In the realm of computer science and programming, understanding the efficiency of algorithms is paramount. The study of algorithm analysis delves into evaluating how different algorithms perform under varying conditions. Among the key considerations are the worst-case, best-case, and average-case scenarios. This article provides a comprehensive overview of algorithm analysis, specifically focusing on worst, best, and average-case analysis in data structures. By the end, you’ll be equipped with the knowledge to make informed decisions that contribute to optimized coding and efficient problem-solving.

Algorithm Analysis

Algorithm analysis involves the meticulous evaluation of how algorithms perform, helping programmers identify the most suitable solutions for specific problems. This analysis is crucial for assessing an algorithm’s efficiency and resource consumption. It aids in understanding how execution time and memory usage may vary based on input size.

Importance of Algorithm Efficiency

Efficiency in algorithms directly impacts application performance. An algorithm that runs efficiently can save valuable time, reduce resource consumption, and enhance user experience. Conversely, a poorly designed algorithm can lead to slow execution and increased resource utilization.

Key Metrics in Algorithm Analysis

  • Worst-Case Analysis – Consider the scenario where an algorithm takes the maximum possible time to complete its execution. This provides an upper bound on the time complexity.
  • Best-Case Analysis – This scenario examines the shortest time an algorithm takes to complete its execution. While it might seem ideal, it rarely represents real-world situations.
  • Average-Case Analysis – By considering all possible inputs and their likelihood of occurrence, the average-case analysis offers a more realistic perspective on an algorithm’s performance.

Understanding Big O Notation
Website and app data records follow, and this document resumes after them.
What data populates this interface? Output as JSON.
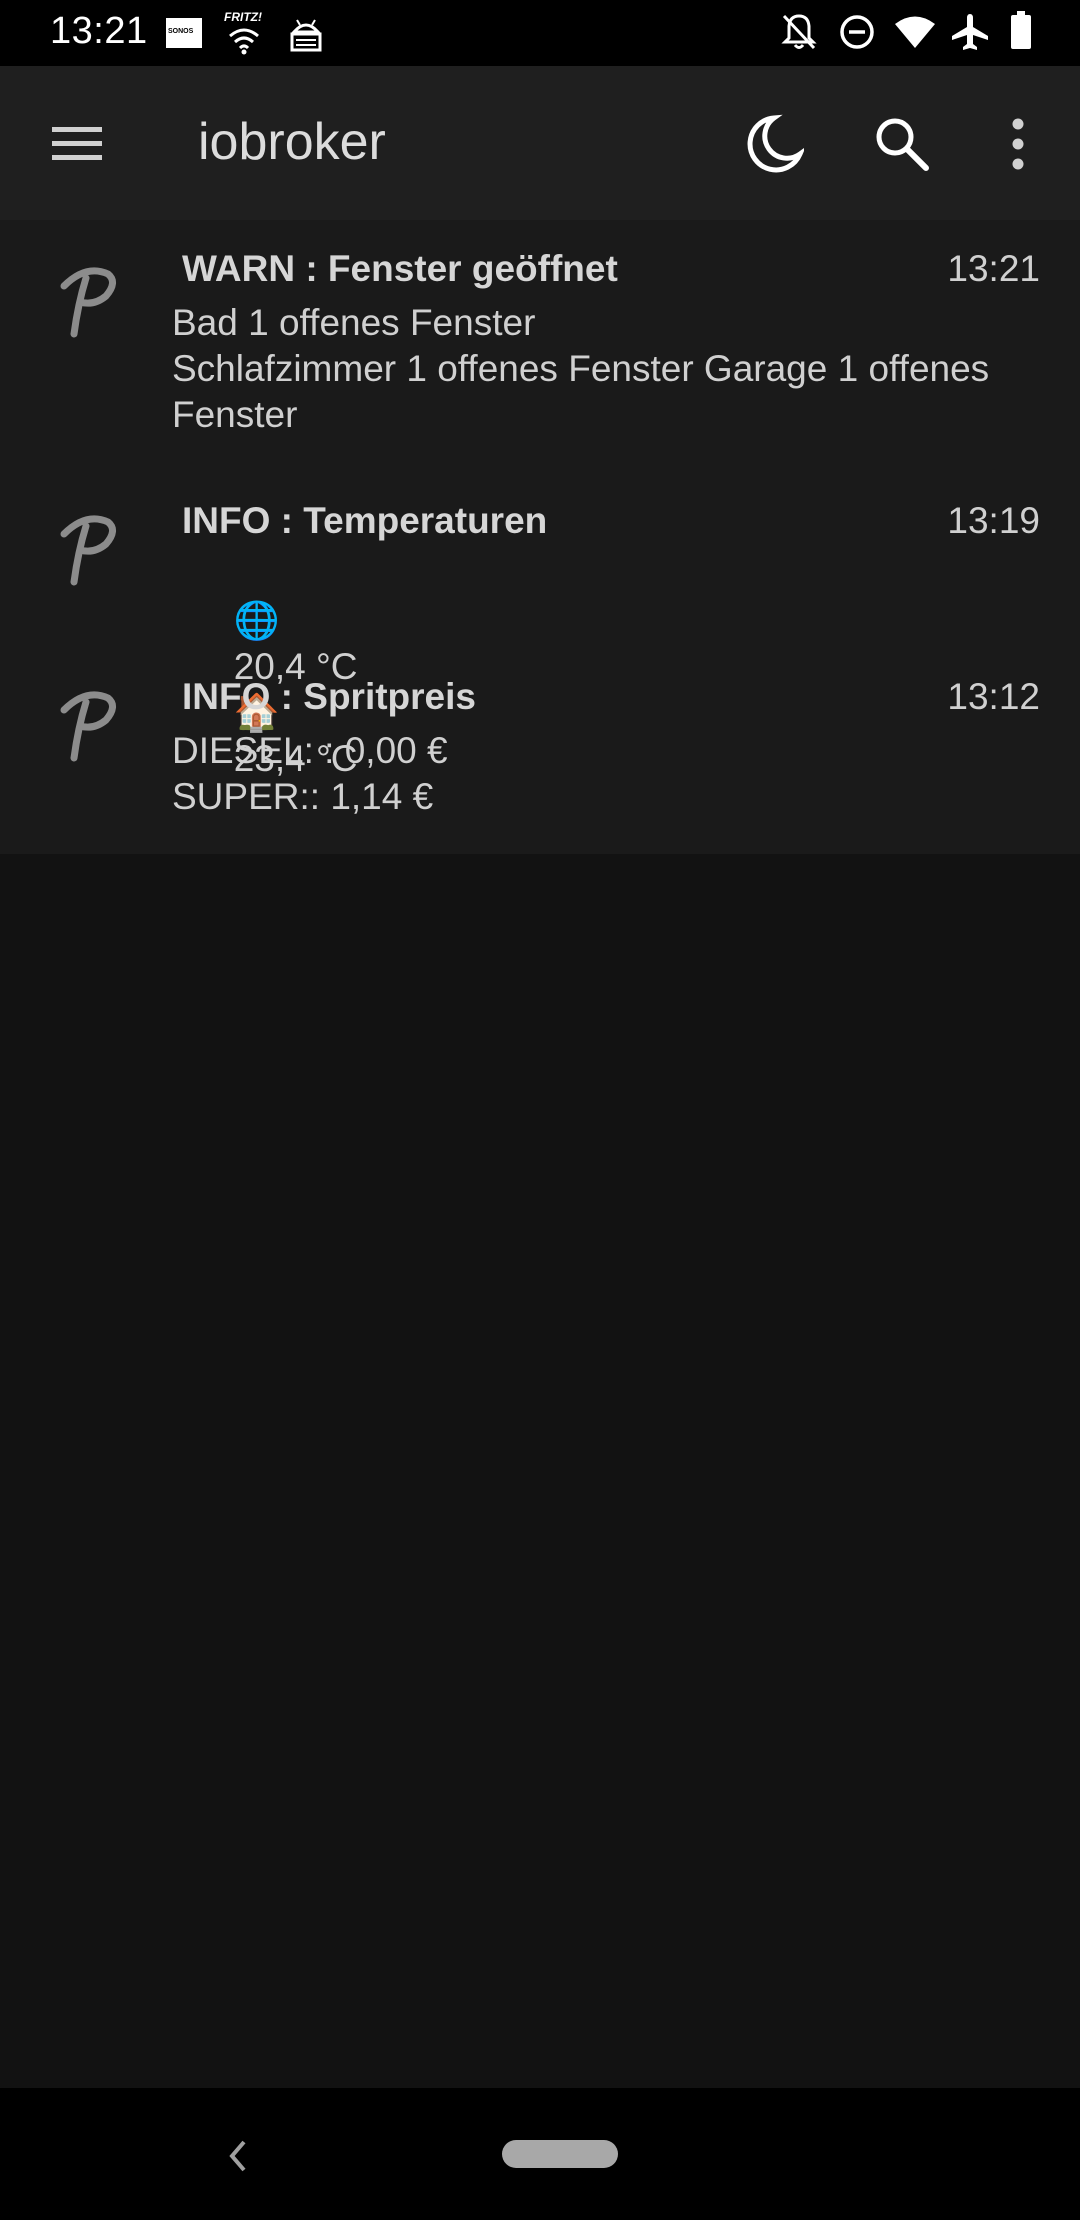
{
  "status_bar": {
    "time": "13:21",
    "left_icons": [
      "sonos-icon",
      "fritz-wifi-icon",
      "android-debug-icon"
    ],
    "right_icons": [
      "bell-off-icon",
      "do-not-disturb-icon",
      "wifi-icon",
      "airplane-icon",
      "battery-icon"
    ],
    "sonos_label": "SONOS",
    "fritz_label": "FRITZ!"
  },
  "app_bar": {
    "title": "iobroker",
    "menu_icon": "hamburger-menu-icon",
    "night_mode_icon": "moon-icon",
    "search_icon": "search-icon",
    "overflow_icon": "more-vert-icon"
  },
  "notifications": [
    {
      "icon": "p-logo-icon",
      "title": "WARN : Fenster geöffnet",
      "time": "13:21",
      "body": "Bad 1 offenes Fenster\nSchlafzimmer 1 offenes Fenster Garage 1 offenes Fenster"
    },
    {
      "icon": "p-logo-icon",
      "title": "INFO : Temperaturen",
      "time": "13:19",
      "body_globe": "🌐",
      "body_outdoor": "20,4 °C",
      "body_house": "🏠",
      "body_indoor": "23,4 °C"
    },
    {
      "icon": "p-logo-icon",
      "title": "INFO : Spritpreis",
      "time": "13:12",
      "body": "DIESEL: : 0,00 €\nSUPER:: 1,14 €"
    }
  ],
  "nav_bar": {
    "back_icon": "back-chevron-icon",
    "home_icon": "home-pill-icon"
  },
  "colors": {
    "background": "#121212",
    "app_bar": "#1f1f1f",
    "list_background": "#1a1a1a",
    "text": "#d0d0d0",
    "status_bar": "#000000"
  }
}
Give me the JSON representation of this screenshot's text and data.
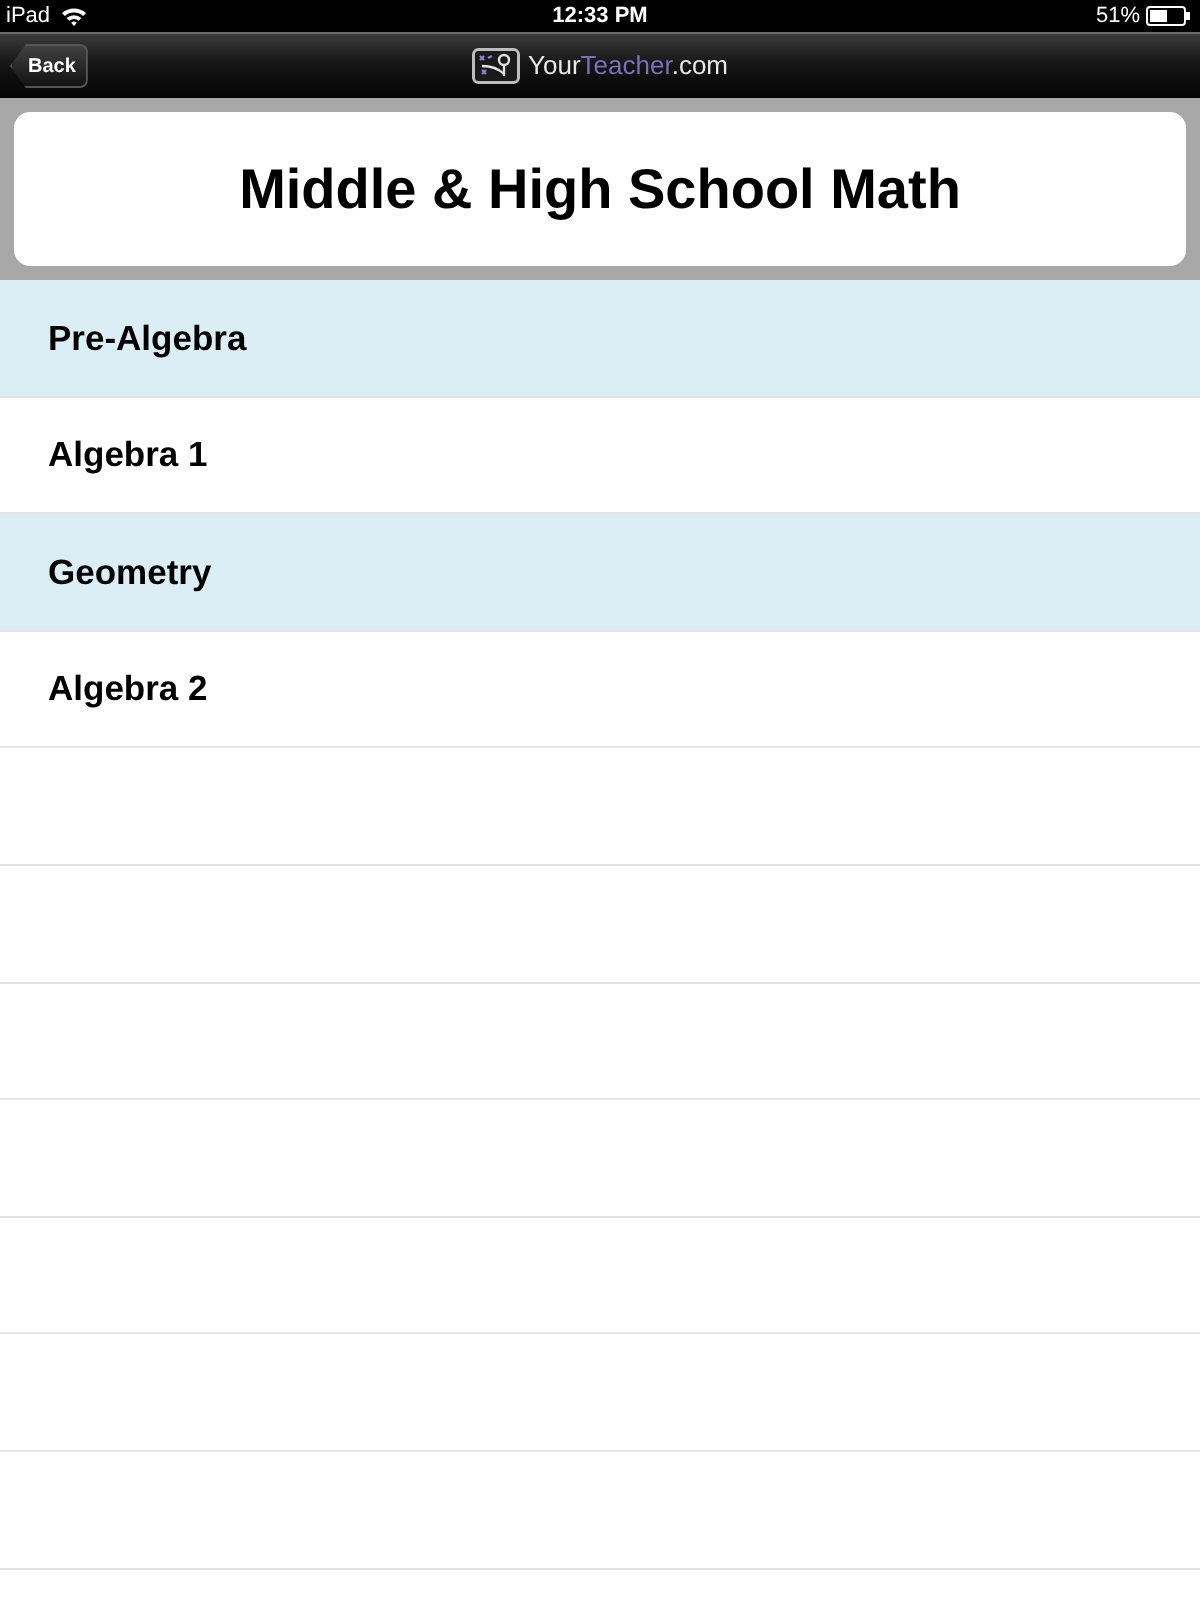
{
  "status_bar": {
    "device": "iPad",
    "time": "12:33 PM",
    "battery": "51%"
  },
  "nav_bar": {
    "back_button": "Back",
    "logo_parts": [
      {
        "text": "Your",
        "color": "#e8e8e8"
      },
      {
        "text": "Teacher",
        "color": "#7d70b8"
      },
      {
        "text": ".com",
        "color": "#e8e8e8"
      }
    ]
  },
  "header": {
    "title": "Middle & High School Math"
  },
  "list": {
    "items": [
      {
        "label": "Pre-Algebra"
      },
      {
        "label": "Algebra 1"
      },
      {
        "label": "Geometry"
      },
      {
        "label": "Algebra 2"
      }
    ]
  }
}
Big O notation is a standardized way to express an algorithm’s time complexity in relation to the input size. It simplifies comparison and selection of algorithms based on efficiency. Some common time complexities include O(1), O(log n), O(n), O(n log n), and O(n^2).

Worst Case Analysis

In worst-case analysis, we evaluate the maximum time an algorithm takes for any input of size “n.” This analysis helps programmers anticipate the algorithm’s performance in unfavorable situations.

Consider a sorting algorithm like Bubble Sort. In its worst-case scenario, where the input array is reverse sorted, each element needs to be compared and swapped. This leads to a time complexity of O(n^2), making it inefficient for large datasets.

Best Case Analysis

While best-case analysis might seem optimistic, it rarely mirrors real-world scenarios. It evaluates the algorithm’s shortest execution time, which usually occurs for a specific input.

For instance, in Quick Sort, the best case occurs when the pivot chosen during partitioning is the middle element. This results in balanced partitions and a time complexity of O(n log n).

Average Case Analysis

Average-case analysis provides insight into how an algorithm behaves on an average, considering all possible inputs. This analysis considers the probability distribution of inputs to calculate an expected execution time.

Take Hashing as an example. In hash table operations, the average-case time complexity for inserting, deleting, or retrieving an element is often O(1), making hash tables highly efficient.

Balancing Act

Selecting the right algorithm involves weighing the trade-offs between best, worst, and average-case scenarios. While an algorithm might shine in one scenario, it could falter in another.

For example, Merge Sort offers a consistent O(n log n) time complexity, making it suitable for various scenarios. However, its recursive nature might lead to higher memory consumption compared to iterative algorithms like Quick Sort.


Q: Why is worst-case analysis important?

A: Worst-case analysis helps programmers understand the upper limit of an algorithm’s performance, aiding in preparing for unfavorable scenarios.

Q: Is the best-case scenario practical?

A: The best-case scenario is usually an optimistic estimate and may not reflect real-world conditions.

Q: How does average-case analysis differ from the rest?

A: Average-case analysis considers all possible inputs’ likelihood, offering a more practical view of an algorithm’s efficiency.

Q: Can an algorithm perform well in all scenarios?

A: No, an algorithm’s performance often varies based on the input distribution and characteristics.

Q: Is Big O notation the only metric for efficiency?

A: While Big O notation is commonly used, it’s not the only metric. Other factors like space complexity also influence efficiency.

Q: How does algorithm analysis impact software development?

A: Efficient algorithms lead to faster and optimized software, enhancing user experience and resource utilization.